Herald Journal, Dec. 12, 2005
New Germany native loves job, mingling with 'The Great One'
By Liz Hellmann
A little girl who spent her whole life growing up in New Germany has become a professional dealing with some of the nation’s most elite athletes, and is following her passion across the country.
Jackie Johnson is the daughter of Bruce and Helen Johnson of New Germany, who formerly owned the Hollywood Ranch House.
Johnson remembers spending a lot of time at the Ranch House from the time she was born all the way through high school.
But before she even graduated college, she found herself accepting a job offer that would take her to another time zone, and certainly another climate, in Arizona.
Johnson was offered a job in sales with the Phoenix Suns after attending a NBA job fair her senior year of college.
“You have to really just take any opportunity you can. This industry is so competitive, you can’t hold anything back,” Johnson said.
Johnson gained experience working the Minnesota State University, Mankato basketball games while attending the college, and has been taking her share of opportunities since graduating in 2004.
A three-sport athlete in high school, Johnson has been around sports all her life, but didn’t consider it a career option until attending Minnesota State University, Mankato.
“In high school, I always wanted to do marketing, but never thought it would be in sales. This just kind of fell into my lap,” Johnson said.
After making the decision to move away and take the job in Arizona, Jackie received another job offer to work with the Atlanta Hawks basketball team and the Thrasher hockey team.
Johnson decided to pack up her bags and move to Georgia in January 2005, seven months after starting with the Suns.
Although the job in Atlanta was a promotion, Johnson learned a lot from her first job.
“It basically taught me how to sell season tickets. You have to be able to show people the value of season tickets, buying a ticket for one game is different than buying season tickets,” Johnson said.
But in July she found herself moving back to the desert to work with the Phoenix hockey team, the Coyotes, after the hocky lockout came to an end.
So is all the moving worth it for a girl from rural Minnesota?
“It’s really a self-rewarding job,” Johnson said, who works on commission. “The pay is what you make of it, and I like that it’s all in my hands.”
The job also comes with some other perks, including mingling with “The Great One,” hockey legend Wayne Gretzky.
Johnson’s responsibilities with the Coyotes include customer service, and occasionally taking care of Gretzky, who is also the team’s coach.
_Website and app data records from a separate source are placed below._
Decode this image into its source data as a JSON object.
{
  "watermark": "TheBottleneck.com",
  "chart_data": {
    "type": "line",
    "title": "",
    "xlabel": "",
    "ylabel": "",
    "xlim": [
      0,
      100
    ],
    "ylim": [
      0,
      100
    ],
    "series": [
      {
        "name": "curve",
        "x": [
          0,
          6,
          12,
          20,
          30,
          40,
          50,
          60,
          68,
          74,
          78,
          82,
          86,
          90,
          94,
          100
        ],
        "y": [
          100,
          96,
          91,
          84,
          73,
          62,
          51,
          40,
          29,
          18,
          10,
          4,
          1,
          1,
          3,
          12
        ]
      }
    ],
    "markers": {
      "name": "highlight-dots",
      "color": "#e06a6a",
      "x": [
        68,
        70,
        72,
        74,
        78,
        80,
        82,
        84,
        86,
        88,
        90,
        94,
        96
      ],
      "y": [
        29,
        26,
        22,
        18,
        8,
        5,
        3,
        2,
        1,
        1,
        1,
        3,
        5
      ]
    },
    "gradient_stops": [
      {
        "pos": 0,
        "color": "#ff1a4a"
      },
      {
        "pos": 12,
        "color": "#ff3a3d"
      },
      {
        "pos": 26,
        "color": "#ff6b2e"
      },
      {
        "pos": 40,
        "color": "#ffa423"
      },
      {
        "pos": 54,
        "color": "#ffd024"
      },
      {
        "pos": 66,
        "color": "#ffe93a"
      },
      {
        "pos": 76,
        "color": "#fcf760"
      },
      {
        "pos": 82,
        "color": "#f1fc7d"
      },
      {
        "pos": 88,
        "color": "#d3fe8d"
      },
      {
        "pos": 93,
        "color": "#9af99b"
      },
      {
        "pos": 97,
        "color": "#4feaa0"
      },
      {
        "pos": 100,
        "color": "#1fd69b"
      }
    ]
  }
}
“We have set up a couple of events where Wayne was there, and we make sure he doesn’t get bombarded with people and gets to talk to everybody he needs to,” Johnson said.
She also gets the opportunity to sit in on concerts where her Coyote season ticket holders have bought tickets.
Her job is to make sure everything goes smoothly, whether there is a mistake on the credit card bill, a missing ticket in will call, or a missing cup holder on their seats.
“I make sure all problems get solved,” Johnson said.
Some problems are easier to solve than others, and some are downright comical.
“Sometimes, the little things people can get worked up about, and it takes two seconds to fix,” Johnson said.
For example, because of the way the tickets are printed, the letters “D” and “O” are difficult to tell apart.
On more than one occasion, Johnson has had to calm down an angry patron who thought someone was in their seat, when actually their seat was in row “D,” not row “O.”
When problems are at a minimum, Johnson can sit back and watch the likes of Paul McCartney, The Rolling Stones, and Bon Jovi, who are all on tap to perform at the arena this year on days when the Coyotes are not taking the ice.
But aside from the concerts, Johnson’s favorite part of the job is walking into a full arena.
“It’s an incredible feeling knowing that I sold a lot of those tickets,” she said.
For those who are interested in a career like Johnson’s, she stresses the importance of grabbing experience wherever you can, even if it does mean moving.
Although her family and friends are far from the desert, Johnson finds it is easy to make friends with her coworkers, many of whom moved just like she did.
But, for now, Johnson is content doing what she loves where she is.
“It’s an industry where you have to move around to get the jobs you want, but this is a good spot for me right now,” Johnson said.